Record excerpts: Begin
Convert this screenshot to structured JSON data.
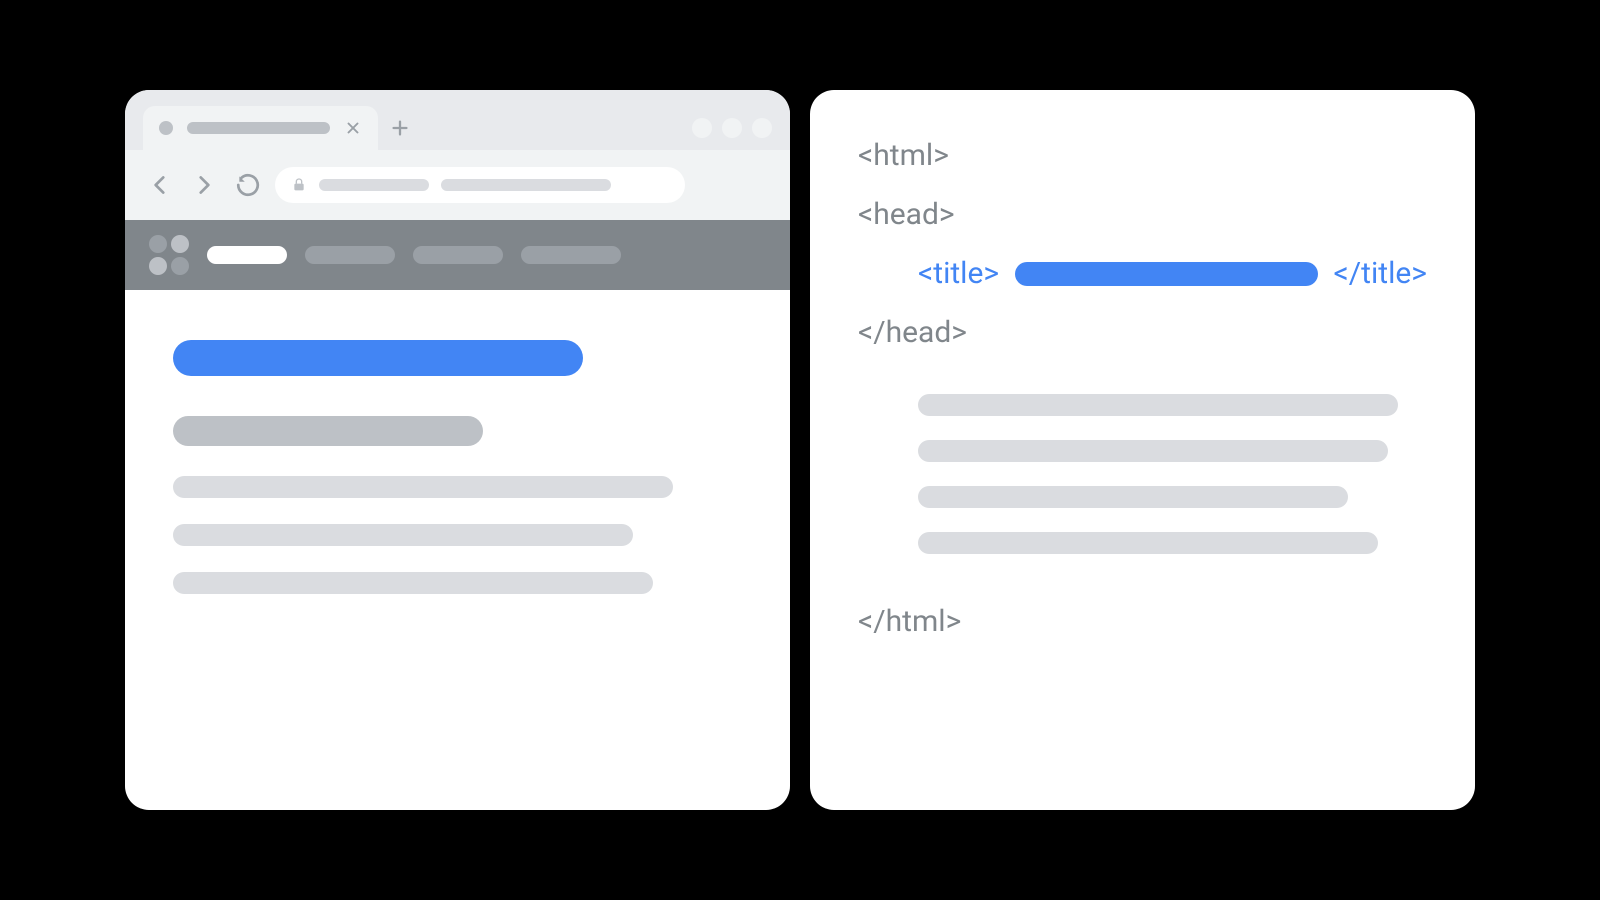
{
  "colors": {
    "accent": "#4285f4",
    "muted": "#bdc1c6",
    "line": "#dadce0",
    "chrome": "#f1f3f4",
    "tabbar": "#e8eaed",
    "sitebar": "#80868b"
  },
  "browser": {
    "window_controls": 3,
    "nav_items": 4,
    "article_lines": 3,
    "site_logo_colors": [
      "#9aa0a6",
      "#bdc1c6",
      "#bdc1c6",
      "#9aa0a6"
    ]
  },
  "code": {
    "tags": {
      "html_open": "<html>",
      "head_open": "<head>",
      "title_open": "<title>",
      "title_close": "</title>",
      "head_close": "</head>",
      "html_close": "</html>"
    },
    "body_line_widths": [
      480,
      470,
      430,
      460
    ]
  }
}
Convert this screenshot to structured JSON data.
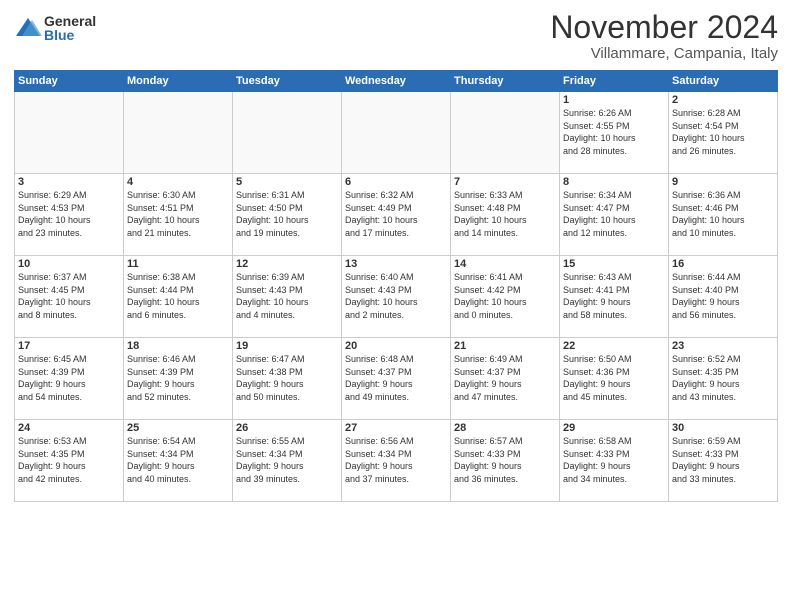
{
  "logo": {
    "general": "General",
    "blue": "Blue"
  },
  "title": "November 2024",
  "location": "Villammare, Campania, Italy",
  "headers": [
    "Sunday",
    "Monday",
    "Tuesday",
    "Wednesday",
    "Thursday",
    "Friday",
    "Saturday"
  ],
  "weeks": [
    [
      {
        "day": "",
        "info": ""
      },
      {
        "day": "",
        "info": ""
      },
      {
        "day": "",
        "info": ""
      },
      {
        "day": "",
        "info": ""
      },
      {
        "day": "",
        "info": ""
      },
      {
        "day": "1",
        "info": "Sunrise: 6:26 AM\nSunset: 4:55 PM\nDaylight: 10 hours\nand 28 minutes."
      },
      {
        "day": "2",
        "info": "Sunrise: 6:28 AM\nSunset: 4:54 PM\nDaylight: 10 hours\nand 26 minutes."
      }
    ],
    [
      {
        "day": "3",
        "info": "Sunrise: 6:29 AM\nSunset: 4:53 PM\nDaylight: 10 hours\nand 23 minutes."
      },
      {
        "day": "4",
        "info": "Sunrise: 6:30 AM\nSunset: 4:51 PM\nDaylight: 10 hours\nand 21 minutes."
      },
      {
        "day": "5",
        "info": "Sunrise: 6:31 AM\nSunset: 4:50 PM\nDaylight: 10 hours\nand 19 minutes."
      },
      {
        "day": "6",
        "info": "Sunrise: 6:32 AM\nSunset: 4:49 PM\nDaylight: 10 hours\nand 17 minutes."
      },
      {
        "day": "7",
        "info": "Sunrise: 6:33 AM\nSunset: 4:48 PM\nDaylight: 10 hours\nand 14 minutes."
      },
      {
        "day": "8",
        "info": "Sunrise: 6:34 AM\nSunset: 4:47 PM\nDaylight: 10 hours\nand 12 minutes."
      },
      {
        "day": "9",
        "info": "Sunrise: 6:36 AM\nSunset: 4:46 PM\nDaylight: 10 hours\nand 10 minutes."
      }
    ],
    [
      {
        "day": "10",
        "info": "Sunrise: 6:37 AM\nSunset: 4:45 PM\nDaylight: 10 hours\nand 8 minutes."
      },
      {
        "day": "11",
        "info": "Sunrise: 6:38 AM\nSunset: 4:44 PM\nDaylight: 10 hours\nand 6 minutes."
      },
      {
        "day": "12",
        "info": "Sunrise: 6:39 AM\nSunset: 4:43 PM\nDaylight: 10 hours\nand 4 minutes."
      },
      {
        "day": "13",
        "info": "Sunrise: 6:40 AM\nSunset: 4:43 PM\nDaylight: 10 hours\nand 2 minutes."
      },
      {
        "day": "14",
        "info": "Sunrise: 6:41 AM\nSunset: 4:42 PM\nDaylight: 10 hours\nand 0 minutes."
      },
      {
        "day": "15",
        "info": "Sunrise: 6:43 AM\nSunset: 4:41 PM\nDaylight: 9 hours\nand 58 minutes."
      },
      {
        "day": "16",
        "info": "Sunrise: 6:44 AM\nSunset: 4:40 PM\nDaylight: 9 hours\nand 56 minutes."
      }
    ],
    [
      {
        "day": "17",
        "info": "Sunrise: 6:45 AM\nSunset: 4:39 PM\nDaylight: 9 hours\nand 54 minutes."
      },
      {
        "day": "18",
        "info": "Sunrise: 6:46 AM\nSunset: 4:39 PM\nDaylight: 9 hours\nand 52 minutes."
      },
      {
        "day": "19",
        "info": "Sunrise: 6:47 AM\nSunset: 4:38 PM\nDaylight: 9 hours\nand 50 minutes."
      },
      {
        "day": "20",
        "info": "Sunrise: 6:48 AM\nSunset: 4:37 PM\nDaylight: 9 hours\nand 49 minutes."
      },
      {
        "day": "21",
        "info": "Sunrise: 6:49 AM\nSunset: 4:37 PM\nDaylight: 9 hours\nand 47 minutes."
      },
      {
        "day": "22",
        "info": "Sunrise: 6:50 AM\nSunset: 4:36 PM\nDaylight: 9 hours\nand 45 minutes."
      },
      {
        "day": "23",
        "info": "Sunrise: 6:52 AM\nSunset: 4:35 PM\nDaylight: 9 hours\nand 43 minutes."
      }
    ],
    [
      {
        "day": "24",
        "info": "Sunrise: 6:53 AM\nSunset: 4:35 PM\nDaylight: 9 hours\nand 42 minutes."
      },
      {
        "day": "25",
        "info": "Sunrise: 6:54 AM\nSunset: 4:34 PM\nDaylight: 9 hours\nand 40 minutes."
      },
      {
        "day": "26",
        "info": "Sunrise: 6:55 AM\nSunset: 4:34 PM\nDaylight: 9 hours\nand 39 minutes."
      },
      {
        "day": "27",
        "info": "Sunrise: 6:56 AM\nSunset: 4:34 PM\nDaylight: 9 hours\nand 37 minutes."
      },
      {
        "day": "28",
        "info": "Sunrise: 6:57 AM\nSunset: 4:33 PM\nDaylight: 9 hours\nand 36 minutes."
      },
      {
        "day": "29",
        "info": "Sunrise: 6:58 AM\nSunset: 4:33 PM\nDaylight: 9 hours\nand 34 minutes."
      },
      {
        "day": "30",
        "info": "Sunrise: 6:59 AM\nSunset: 4:33 PM\nDaylight: 9 hours\nand 33 minutes."
      }
    ]
  ]
}
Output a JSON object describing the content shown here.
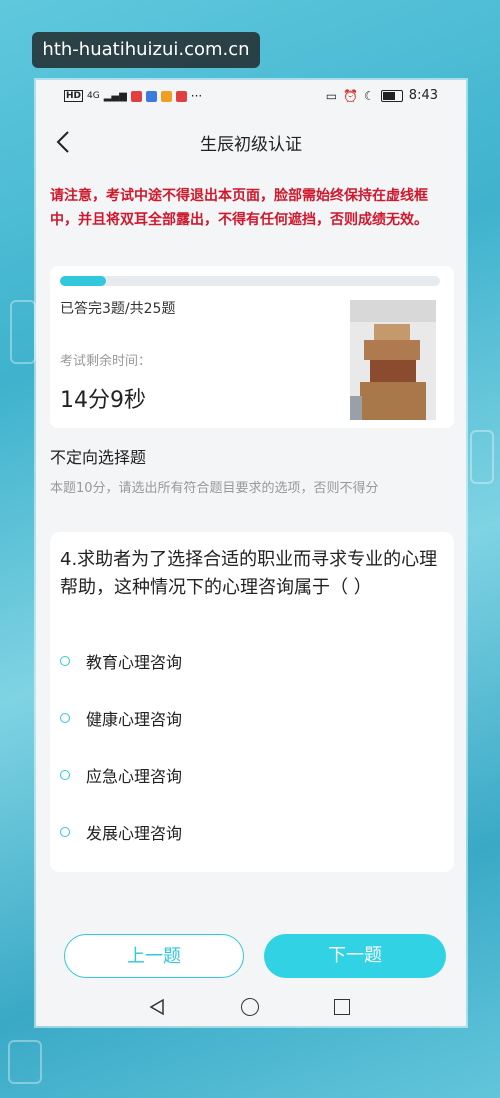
{
  "watermark": "hth-huatihuizui.com.cn",
  "status_bar": {
    "time": "8:43",
    "left_text": "HD",
    "network": "4G"
  },
  "header": {
    "title": "生辰初级认证"
  },
  "notice": "请注意，考试中途不得退出本页面，脸部需始终保持在虚线框中，并且将双耳全部露出，不得有任何遮挡，否则成绩无效。",
  "progress": {
    "answered_text": "已答完3题/共25题",
    "fraction": 0.12
  },
  "timer": {
    "label": "考试剩余时间：",
    "value": "14分9秒"
  },
  "question": {
    "type": "不定向选择题",
    "description": "本题10分，请选出所有符合题目要求的选项，否则不得分",
    "text": "4.求助者为了选择合适的职业而寻求专业的心理帮助，这种情况下的心理咨询属于（  ）",
    "options": [
      "教育心理咨询",
      "健康心理咨询",
      "应急心理咨询",
      "发展心理咨询"
    ]
  },
  "buttons": {
    "prev": "上一题",
    "next": "下一题"
  },
  "colors": {
    "accent": "#31c7dd",
    "notice": "#d0182c"
  }
}
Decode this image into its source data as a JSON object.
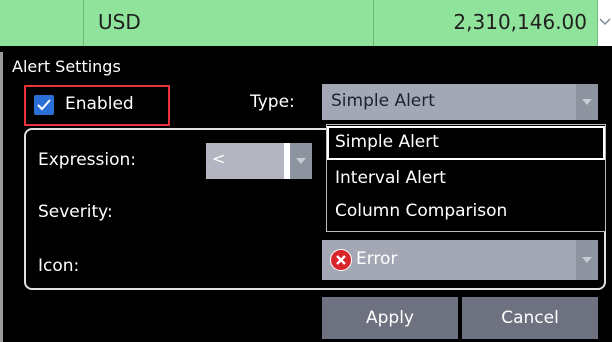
{
  "grid_row": {
    "currency": "USD",
    "amount": "2,310,146.00"
  },
  "alert_settings": {
    "title": "Alert Settings",
    "enabled_label": "Enabled",
    "enabled_checked": true,
    "type_label": "Type:",
    "type_value": "Simple Alert",
    "type_options": [
      "Simple Alert",
      "Interval Alert",
      "Column Comparison"
    ],
    "expression_label": "Expression:",
    "expression_value": "<",
    "severity_label": "Severity:",
    "icon_label": "Icon:",
    "icon_value": "Error",
    "icon_icon": "error-x-icon"
  },
  "buttons": {
    "apply": "Apply",
    "cancel": "Cancel"
  },
  "colors": {
    "row_green": "#90e39a",
    "highlight_red": "#e8323c",
    "checkbox_blue": "#2b6fd6",
    "button_gray": "#6e7280",
    "select_gray": "#a4a8b4"
  }
}
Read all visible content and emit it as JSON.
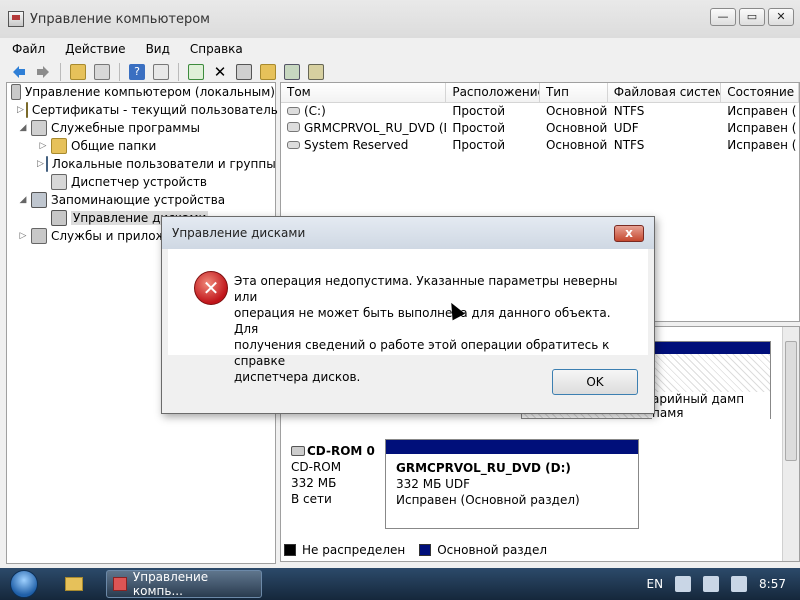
{
  "window": {
    "title": "Управление компьютером",
    "controls": {
      "minimize": "—",
      "maximize": "▭",
      "close": "✕"
    }
  },
  "menu": [
    "Файл",
    "Действие",
    "Вид",
    "Справка"
  ],
  "toolbar_icons": [
    "back-icon",
    "forward-icon",
    "up-folder-icon",
    "show-hide-tree-icon",
    "help-icon",
    "properties-icon",
    "refresh-icon",
    "delete-icon",
    "settings-icon",
    "open-folder-icon",
    "search-icon",
    "disk-properties-icon"
  ],
  "tree": {
    "root": "Управление компьютером (локальным)",
    "items": [
      {
        "label": "Сертификаты - текущий пользователь",
        "level": 1,
        "exp": "▷"
      },
      {
        "label": "Служебные программы",
        "level": 1,
        "exp": "◢"
      },
      {
        "label": "Общие папки",
        "level": 2,
        "exp": "▷"
      },
      {
        "label": "Локальные пользователи и группы",
        "level": 2,
        "exp": "▷"
      },
      {
        "label": "Диспетчер устройств",
        "level": 2,
        "exp": ""
      },
      {
        "label": "Запоминающие устройства",
        "level": 1,
        "exp": "◢"
      },
      {
        "label": "Управление дисками",
        "level": 2,
        "exp": ""
      },
      {
        "label": "Службы и приложения",
        "level": 1,
        "exp": "▷"
      }
    ]
  },
  "volumes": {
    "columns": [
      "Том",
      "Расположение",
      "Тип",
      "Файловая система",
      "Состояние"
    ],
    "rows": [
      [
        "(C:)",
        "Простой",
        "Основной",
        "NTFS",
        "Исправен ("
      ],
      [
        "GRMCPRVOL_RU_DVD (D:)",
        "Простой",
        "Основной",
        "UDF",
        "Исправен ("
      ],
      [
        "System Reserved",
        "Простой",
        "Основной",
        "NTFS",
        "Исправен ("
      ]
    ]
  },
  "disk_view": {
    "partial_partition_text": "арийный дамп памя",
    "cdrom": {
      "name": "CD-ROM 0",
      "type": "CD-ROM",
      "size": "332 МБ",
      "status": "В сети",
      "partition": {
        "name": "GRMCPRVOL_RU_DVD  (D:)",
        "size": "332 МБ UDF",
        "status": "Исправен (Основной раздел)"
      }
    },
    "legend": {
      "unallocated": "Не распределен",
      "primary": "Основной раздел"
    }
  },
  "dialog": {
    "title": "Управление дисками",
    "message": "Эта операция недопустима.  Указанные параметры неверны или\nоперация не может быть выполнена для данного объекта.  Для\nполучения сведений о работе этой операции обратитесь к справке\nдиспетчера дисков.",
    "ok": "OK",
    "close": "x"
  },
  "taskbar": {
    "active_app": "Управление компь...",
    "language": "EN",
    "time": "8:57"
  },
  "colors": {
    "primary_partition": "#000f7a",
    "unallocated": "#000000"
  }
}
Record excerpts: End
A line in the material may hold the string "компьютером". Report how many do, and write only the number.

Output of the task: 2